Mountain View, California — In its ever-expanding endeavor of captivating fascinating places, Google has embarked on a trip to build the most comprehensive map of Canada’s Arctic region to date, the company announced Wednesday night.
The tech titan’s Street View team has traveled in Canada, and marks the first time that it has set foot in the Canadian territory of Nunavut, to add in roads, rivers, and lakes in the beautiful Canadian Arctic hamlet of Cambridge Bay, which is only accessible by plane or boat, according to Google spokeswoman Deanna Yick.
Image Credit: (Mashable)
Far beyond the Arctic Circle–nearing the North Pole, situated in the Canadian Arctic, you probably have not heard of the tiny hamlet called Cambridge Bay, but now you can explore it visually through the latest Google Maps Street View project, which is capturing images there for preservation in Street View’s ever-expanding global gallery.
The Cambridge Bay lies deep in the Kitikmeot Region of Nunavut in Canada’s Arctic, which is serenely “surrounded by an intricate lacework of tundra, waterways and breaking ice,” Google Earth Outreach team member Karin Tuxen-Bettman wrote in a blog post today. “High above the Arctic circle, it is a place reachable only by plane or boat.

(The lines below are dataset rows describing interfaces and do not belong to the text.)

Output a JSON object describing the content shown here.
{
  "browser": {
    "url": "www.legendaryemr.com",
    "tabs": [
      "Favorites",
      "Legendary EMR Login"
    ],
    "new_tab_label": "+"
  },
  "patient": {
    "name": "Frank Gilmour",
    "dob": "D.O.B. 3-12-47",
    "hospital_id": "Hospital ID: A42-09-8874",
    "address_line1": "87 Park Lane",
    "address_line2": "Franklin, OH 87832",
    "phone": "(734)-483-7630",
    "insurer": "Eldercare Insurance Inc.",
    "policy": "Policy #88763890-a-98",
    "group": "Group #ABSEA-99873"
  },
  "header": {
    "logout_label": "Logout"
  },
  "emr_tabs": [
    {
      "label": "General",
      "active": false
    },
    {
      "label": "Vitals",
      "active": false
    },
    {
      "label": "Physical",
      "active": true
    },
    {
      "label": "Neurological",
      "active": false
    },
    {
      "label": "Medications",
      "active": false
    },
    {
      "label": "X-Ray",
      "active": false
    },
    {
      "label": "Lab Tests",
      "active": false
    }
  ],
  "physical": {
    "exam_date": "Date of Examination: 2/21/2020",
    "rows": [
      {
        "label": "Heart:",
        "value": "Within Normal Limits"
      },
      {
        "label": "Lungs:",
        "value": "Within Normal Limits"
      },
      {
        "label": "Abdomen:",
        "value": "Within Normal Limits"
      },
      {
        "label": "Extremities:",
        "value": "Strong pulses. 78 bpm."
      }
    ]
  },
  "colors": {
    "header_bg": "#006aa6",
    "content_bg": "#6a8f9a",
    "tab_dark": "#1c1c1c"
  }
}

Zoom in on the map [of the area on Google Maps], and this isolated village of 1,500 people appears as only a handful of streets, with names like Omingmak (“musk ox”) Street and Tigiganiak (“fox”) Road.”
Here is a screenshot of Cambridge Bay on Google Maps:
Cambridge Bay on Google Maps (Credit: Google Maps)
In fact, that isolation and amazement is what brought Google Street View to explore the area.
“Today, we have embarked on a mission to build the most comprehensive map of Canada’s Arctic region to date,” Tuxen-Bettman wrote in a blog post today. “We are empowering a community and putting Cambridge Bay on the proverbial map of tomorrow,” Tuxen-Bettman added.
This is our first trip to the Canadian territory of Nunavut, and together with residents of Cambridge Bay and government officials, employing Google Map Maker to add roads, rivers, lakes and other points of interest — including a daycare and nine-hole golf course — to the area’s map on Wednesday. The tool, which allows locals to add their knowledge directly to Google Maps, supports Inuktitut, one of Nunavut’s official languages.
“There are 4,000 years’ worth of stories waiting to be told in the Cambridge bay area,” wrote Tuxen-Bettman. “We are setting out on an ambitious mission to tell some of those stories and to build the most comprehensive map of the region to date.”
“This is a place with immense amount of local knowledge and a rich history. By placing these tools in the hands of our people, we will tell Nunavut’s story to the world,” resident Chris Kalluk says in statement.
Kalluk hosted a MapUp event in Cambridge Bay, where community members added their input to the Google map.
To get around on the hamlet’s gravel roads in order to gather more photos, a specially-equipped Google Street View trike is being pedaled around the so that volunteers can collect additional images, according to Google.
More so, local residents, like Kalluk, will be trained to use some of the Street View equipment, so they can document other communities in Nunavut.
The Street View Trike collecting imagery of Cambridge Bay. (Image Credits: Google)
Apart from other activities, Google Maps has been busy with lots of other Street View image additions recently.
In addition to the burgeoning Google Street View collection that also includes panoramic views of notable places around the globe, including Historic Italy, California National Parks, and highlights of must-see sites in the United States, Poland, Israel, Russia and the magnificent Swiss Alps, besides a “virtual tour” of NASA’s historic Kennedy Space Center that was unveiled earlier this month.